▶ _Problem statement_
Restate the whole of the data verbatim, omitting nothing.

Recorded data
......
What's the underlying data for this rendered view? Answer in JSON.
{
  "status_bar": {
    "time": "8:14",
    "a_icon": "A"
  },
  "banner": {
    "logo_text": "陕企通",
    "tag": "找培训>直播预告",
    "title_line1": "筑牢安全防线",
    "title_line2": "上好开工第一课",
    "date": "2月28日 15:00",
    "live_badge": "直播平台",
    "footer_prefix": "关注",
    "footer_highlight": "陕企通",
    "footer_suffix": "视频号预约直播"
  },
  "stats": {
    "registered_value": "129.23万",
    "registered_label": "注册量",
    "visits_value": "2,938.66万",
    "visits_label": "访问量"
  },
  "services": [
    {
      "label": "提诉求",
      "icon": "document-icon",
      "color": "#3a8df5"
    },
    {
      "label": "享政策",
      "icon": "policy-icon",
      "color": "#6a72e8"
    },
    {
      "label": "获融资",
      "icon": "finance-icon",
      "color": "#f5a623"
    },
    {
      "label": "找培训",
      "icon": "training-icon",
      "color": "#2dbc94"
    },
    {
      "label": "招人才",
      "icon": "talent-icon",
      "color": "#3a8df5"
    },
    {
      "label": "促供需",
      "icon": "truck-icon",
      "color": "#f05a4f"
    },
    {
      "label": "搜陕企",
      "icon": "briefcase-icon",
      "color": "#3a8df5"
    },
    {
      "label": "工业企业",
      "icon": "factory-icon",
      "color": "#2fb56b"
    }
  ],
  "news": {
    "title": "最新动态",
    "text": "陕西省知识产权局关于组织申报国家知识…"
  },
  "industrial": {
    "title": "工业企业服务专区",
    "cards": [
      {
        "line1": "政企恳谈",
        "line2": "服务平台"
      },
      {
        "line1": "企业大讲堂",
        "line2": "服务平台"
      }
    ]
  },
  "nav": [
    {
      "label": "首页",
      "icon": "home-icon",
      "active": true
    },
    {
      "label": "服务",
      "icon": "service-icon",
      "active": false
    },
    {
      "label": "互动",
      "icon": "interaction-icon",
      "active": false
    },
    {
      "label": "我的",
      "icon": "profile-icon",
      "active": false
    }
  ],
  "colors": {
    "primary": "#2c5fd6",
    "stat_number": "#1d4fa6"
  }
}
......
▶ _Task response_
What's the underlying data for this rendered view? Answer in JSON.
{
  "status_bar": {
    "time": "8:14",
    "a_icon": "A"
  },
  "banner": {
    "logo_text": "陕企通",
    "tag": "找培训>直播预告",
    "title_line1": "筑牢安全防线",
    "title_line2": "上好开工第一课",
    "date": "2月28日 15:00",
    "live_badge": "直播平台",
    "footer_prefix": "关注",
    "footer_highlight": "陕企通",
    "footer_suffix": "视频号预约直播"
  },
  "stats": {
    "registered_value": "129.23万",
    "registered_label": "注册量",
    "visits_value": "2,938.66万",
    "visits_label": "访问量"
  },
  "services": [
    {
      "label": "提诉求",
      "icon": "document-icon",
      "color": "#3a8df5"
    },
    {
      "label": "享政策",
      "icon": "policy-icon",
      "color": "#6a72e8"
    },
    {
      "label": "获融资",
      "icon": "finance-icon",
      "color": "#f5a623"
    },
    {
      "label": "找培训",
      "icon": "training-icon",
      "color": "#2dbc94"
    },
    {
      "label": "招人才",
      "icon": "talent-icon",
      "color": "#3a8df5"
    },
    {
      "label": "促供需",
      "icon": "truck-icon",
      "color": "#f05a4f"
    },
    {
      "label": "搜陕企",
      "icon": "briefcase-icon",
      "color": "#3a8df5"
    },
    {
      "label": "工业企业",
      "icon": "factory-icon",
      "color": "#2fb56b"
    }
  ],
  "news": {
    "title": "最新动态",
    "text": "陕西省知识产权局关于组织申报国家知识…"
  },
  "industrial": {
    "title": "工业企业服务专区",
    "cards": [
      {
        "line1": "政企恳谈",
        "line2": "服务平台"
      },
      {
        "line1": "企业大讲堂",
        "line2": "服务平台"
      }
    ]
  },
  "nav": [
    {
      "label": "首页",
      "icon": "home-icon",
      "active": true
    },
    {
      "label": "服务",
      "icon": "service-icon",
      "active": false
    },
    {
      "label": "互动",
      "icon": "interaction-icon",
      "active": false
    },
    {
      "label": "我的",
      "icon": "profile-icon",
      "active": false
    }
  ],
  "colors": {
    "primary": "#2c5fd6",
    "stat_number": "#1d4fa6"
  }
}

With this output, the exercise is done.